Dr. Rodrigo Sarlo, Virginia Tech
Hosted by: Soto Structures Lab (www.sotostructures.com)

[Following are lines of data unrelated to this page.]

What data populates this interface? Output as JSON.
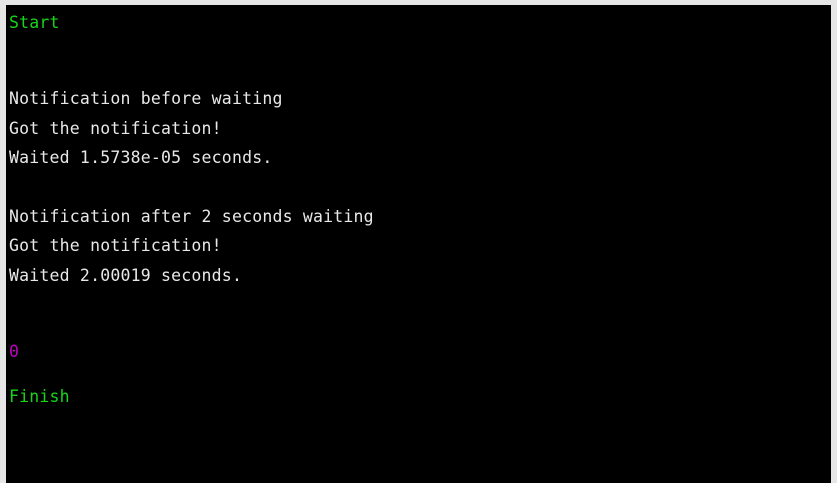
{
  "colors": {
    "background": "#000000",
    "frame": "#e6e6e6",
    "green": "#17d617",
    "white": "#e8e8e8",
    "magenta": "#c000c0"
  },
  "terminal": {
    "lines": [
      {
        "text": "Start",
        "color": "green"
      },
      {
        "text": "Notification before waiting",
        "color": "white"
      },
      {
        "text": "Got the notification!",
        "color": "white"
      },
      {
        "text": "Waited 1.5738e-05 seconds.",
        "color": "white"
      },
      {
        "text": "Notification after 2 seconds waiting",
        "color": "white"
      },
      {
        "text": "Got the notification!",
        "color": "white"
      },
      {
        "text": "Waited 2.00019 seconds.",
        "color": "white"
      },
      {
        "text": "0",
        "color": "magenta"
      },
      {
        "text": "Finish",
        "color": "green"
      }
    ]
  }
}
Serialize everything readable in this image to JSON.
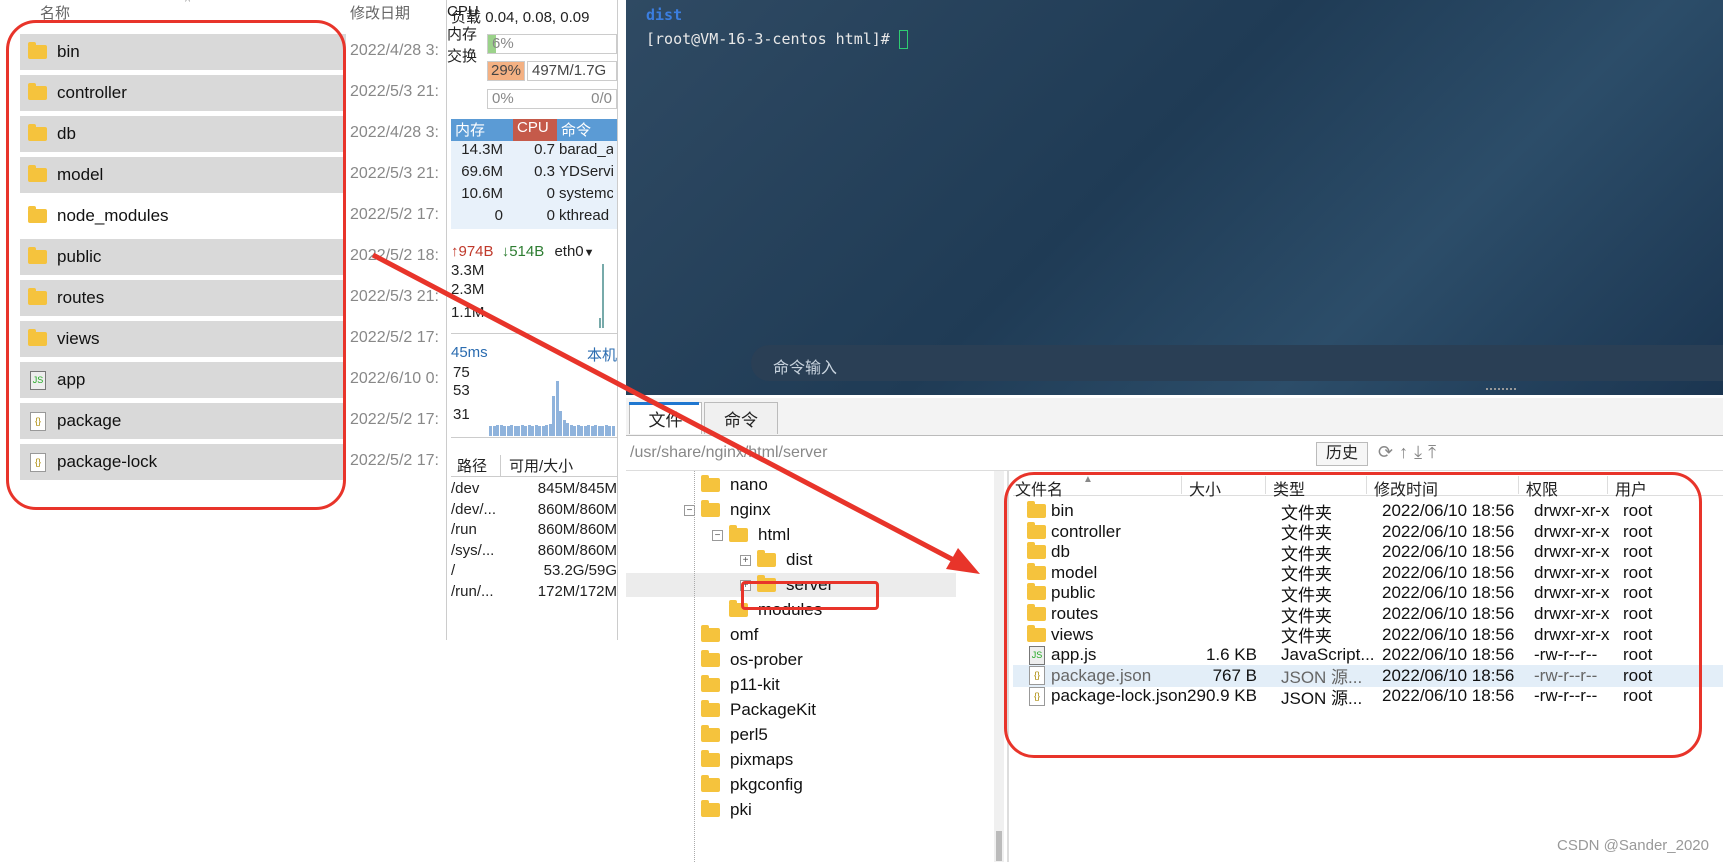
{
  "left_explorer": {
    "col_name": "名称",
    "col_modified": "修改日期",
    "items": [
      {
        "name": "bin",
        "type": "folder",
        "date": "2022/4/28 3:"
      },
      {
        "name": "controller",
        "type": "folder",
        "date": "2022/5/3 21:"
      },
      {
        "name": "db",
        "type": "folder",
        "date": "2022/4/28 3:"
      },
      {
        "name": "model",
        "type": "folder",
        "date": "2022/5/3 21:"
      },
      {
        "name": "node_modules",
        "type": "folder",
        "date": "2022/5/2 17:"
      },
      {
        "name": "public",
        "type": "folder",
        "date": "2022/5/2 18:"
      },
      {
        "name": "routes",
        "type": "folder",
        "date": "2022/5/3 21:"
      },
      {
        "name": "views",
        "type": "folder",
        "date": "2022/5/2 17:"
      },
      {
        "name": "app",
        "type": "js",
        "date": "2022/6/10 0:"
      },
      {
        "name": "package",
        "type": "json",
        "date": "2022/5/2 17:"
      },
      {
        "name": "package-lock",
        "type": "json",
        "date": "2022/5/2 17:"
      }
    ]
  },
  "monitor": {
    "load_label": "负载",
    "load_value": "0.04, 0.08, 0.09",
    "cpu_label": "CPU",
    "cpu_value": "6%",
    "cpu_percent": 6,
    "mem_label": "内存",
    "mem_value": "29%",
    "mem_percent": 29,
    "mem_detail": "497M/1.7G",
    "swap_label": "交换",
    "swap_value": "0%",
    "swap_detail": "0/0",
    "proc_headers": [
      "内存",
      "CPU",
      "命令"
    ],
    "processes": [
      {
        "mem": "14.3M",
        "cpu": "0.7",
        "cmd": "barad_a"
      },
      {
        "mem": "69.6M",
        "cpu": "0.3",
        "cmd": "YDServi"
      },
      {
        "mem": "10.6M",
        "cpu": "0",
        "cmd": "systemc"
      },
      {
        "mem": "0",
        "cpu": "0",
        "cmd": "kthread"
      }
    ],
    "net_up": "974B",
    "net_down": "514B",
    "net_iface": "eth0",
    "net_ticks": [
      "3.3M",
      "2.3M",
      "1.1M"
    ],
    "ping_ms": "45ms",
    "ping_host": "本机",
    "ping_ticks": [
      "75",
      "53",
      "31"
    ],
    "disk_headers": [
      "路径",
      "可用/大小"
    ],
    "disks": [
      {
        "path": "/dev",
        "size": "845M/845M"
      },
      {
        "path": "/dev/...",
        "size": "860M/860M"
      },
      {
        "path": "/run",
        "size": "860M/860M"
      },
      {
        "path": "/sys/...",
        "size": "860M/860M"
      },
      {
        "path": "/",
        "size": "53.2G/59G"
      },
      {
        "path": "/run/...",
        "size": "172M/172M"
      }
    ]
  },
  "terminal": {
    "line1": "dist",
    "prompt": "[root@VM-16-3-centos html]# ",
    "input_placeholder": "命令输入"
  },
  "sftp": {
    "tabs": [
      "文件",
      "命令"
    ],
    "path": "/usr/share/nginx/html/server",
    "history_button": "历史",
    "tree": [
      {
        "label": "nano",
        "level": 0
      },
      {
        "label": "nginx",
        "level": 0,
        "expanded": true
      },
      {
        "label": "html",
        "level": 1,
        "expanded": true
      },
      {
        "label": "dist",
        "level": 2
      },
      {
        "label": "server",
        "level": 2,
        "selected": true
      },
      {
        "label": "modules",
        "level": 1
      },
      {
        "label": "omf",
        "level": 0
      },
      {
        "label": "os-prober",
        "level": 0
      },
      {
        "label": "p11-kit",
        "level": 0
      },
      {
        "label": "PackageKit",
        "level": 0
      },
      {
        "label": "perl5",
        "level": 0
      },
      {
        "label": "pixmaps",
        "level": 0
      },
      {
        "label": "pkgconfig",
        "level": 0
      },
      {
        "label": "pki",
        "level": 0
      }
    ],
    "columns": [
      "文件名",
      "大小",
      "类型",
      "修改时间",
      "权限",
      "用户"
    ],
    "files": [
      {
        "name": "bin",
        "icon": "folder",
        "size": "",
        "type": "文件夹",
        "mtime": "2022/06/10 18:56",
        "perm": "drwxr-xr-x",
        "user": "root"
      },
      {
        "name": "controller",
        "icon": "folder",
        "size": "",
        "type": "文件夹",
        "mtime": "2022/06/10 18:56",
        "perm": "drwxr-xr-x",
        "user": "root"
      },
      {
        "name": "db",
        "icon": "folder",
        "size": "",
        "type": "文件夹",
        "mtime": "2022/06/10 18:56",
        "perm": "drwxr-xr-x",
        "user": "root"
      },
      {
        "name": "model",
        "icon": "folder",
        "size": "",
        "type": "文件夹",
        "mtime": "2022/06/10 18:56",
        "perm": "drwxr-xr-x",
        "user": "root"
      },
      {
        "name": "public",
        "icon": "folder",
        "size": "",
        "type": "文件夹",
        "mtime": "2022/06/10 18:56",
        "perm": "drwxr-xr-x",
        "user": "root"
      },
      {
        "name": "routes",
        "icon": "folder",
        "size": "",
        "type": "文件夹",
        "mtime": "2022/06/10 18:56",
        "perm": "drwxr-xr-x",
        "user": "root"
      },
      {
        "name": "views",
        "icon": "folder",
        "size": "",
        "type": "文件夹",
        "mtime": "2022/06/10 18:56",
        "perm": "drwxr-xr-x",
        "user": "root"
      },
      {
        "name": "app.js",
        "icon": "js",
        "size": "1.6 KB",
        "type": "JavaScript...",
        "mtime": "2022/06/10 18:56",
        "perm": "-rw-r--r--",
        "user": "root"
      },
      {
        "name": "package.json",
        "icon": "json",
        "size": "767 B",
        "type": "JSON 源...",
        "mtime": "2022/06/10 18:56",
        "perm": "-rw-r--r--",
        "user": "root"
      },
      {
        "name": "package-lock.json",
        "icon": "json",
        "size": "290.9 KB",
        "type": "JSON 源...",
        "mtime": "2022/06/10 18:56",
        "perm": "-rw-r--r--",
        "user": "root"
      }
    ]
  },
  "watermark": "CSDN @Sander_2020",
  "colors": {
    "annotation_red": "#e8342a",
    "folder_yellow": "#f5c33d",
    "mem_bar": "#f4b183",
    "proc_header_blue": "#5b9bd5",
    "proc_header_red": "#c55a4a"
  }
}
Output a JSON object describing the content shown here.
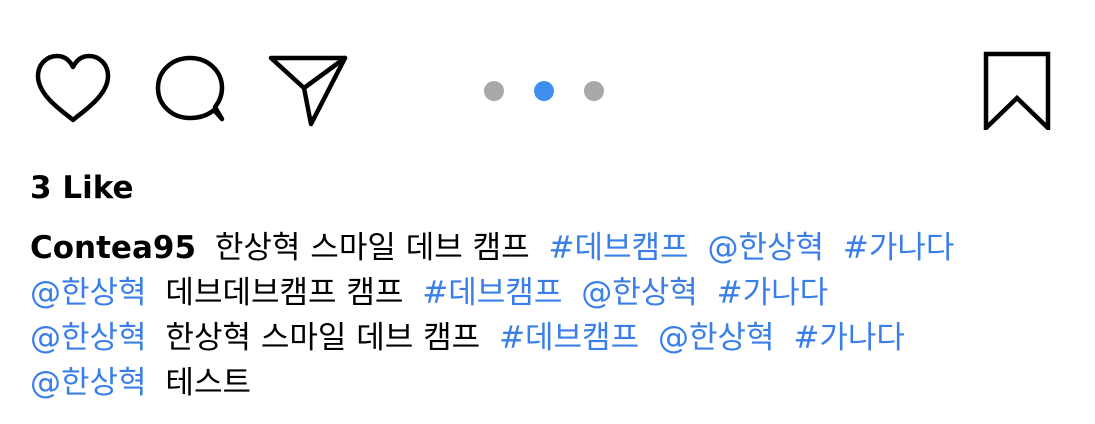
{
  "post": {
    "actions": {
      "like_icon": "heart-icon",
      "comment_icon": "comment-bubble-icon",
      "share_icon": "paper-plane-icon",
      "bookmark_icon": "bookmark-icon"
    },
    "carousel": {
      "count": 3,
      "active_index": 1,
      "active_color": "#3f8ff0",
      "inactive_color": "#a8a8a8"
    },
    "likes_text": "3 Like",
    "caption": {
      "username": "Contea95",
      "lines": [
        [
          {
            "text": "한상혁 스마일 데브 캠프",
            "kind": "text"
          },
          {
            "text": "#데브캠프",
            "kind": "hashtag"
          },
          {
            "text": "@한상혁",
            "kind": "mention"
          },
          {
            "text": "#가나다",
            "kind": "hashtag"
          }
        ],
        [
          {
            "text": "@한상혁",
            "kind": "mention"
          },
          {
            "text": "데브데브캠프 캠프",
            "kind": "text"
          },
          {
            "text": "#데브캠프",
            "kind": "hashtag"
          },
          {
            "text": "@한상혁",
            "kind": "mention"
          },
          {
            "text": "#가나다",
            "kind": "hashtag"
          }
        ],
        [
          {
            "text": "@한상혁",
            "kind": "mention"
          },
          {
            "text": "한상혁 스마일 데브 캠프",
            "kind": "text"
          },
          {
            "text": "#데브캠프",
            "kind": "hashtag"
          },
          {
            "text": "@한상혁",
            "kind": "mention"
          },
          {
            "text": "#가나다",
            "kind": "hashtag"
          }
        ],
        [
          {
            "text": "@한상혁",
            "kind": "mention"
          },
          {
            "text": "테스트",
            "kind": "text"
          }
        ]
      ]
    },
    "colors": {
      "link": "#3a7fe8"
    }
  }
}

The growing popularity of concepts like Smart Cities, Internet-of-things, and Digital Twins means we are collecting more sensor data on infrastructure than ever before. However, raw data alone has little value, what is more important is the information it provides and the decisions that it enables. Certain types of sensing modalities (e.g. accelerometers, cameras, and LIDAR) collect high resolution data that can yield a variety of rich, and sometimes unexpected, information. Through targeted signal processing and analysis, it is possible to infer high-level information for a variety of civil infrastructure applications. “Inference” is the key word, since much of the information contained in physical data is not readily obvious from observation alone. Our lab is multi-modal inference techniques which produce high-level, actionable data, including: 1) Using LIDAR point clouds to infer a building’s structural design, 2) Using traffic cameras to infer structural damage in traffic light masts, 3) Using vibrations to infer building occupancy patterns for operation management. Each of these examples demonstrate one of three main advantages of multi-modal inference techniques. Firstly, they value to certain data acquisition techniques by making them more versatile. Secondly, they are useful for “recycling” existing infrastructure data for a new purpose. Finally, they can be used to design infrastructure hardware which adapts to future needs.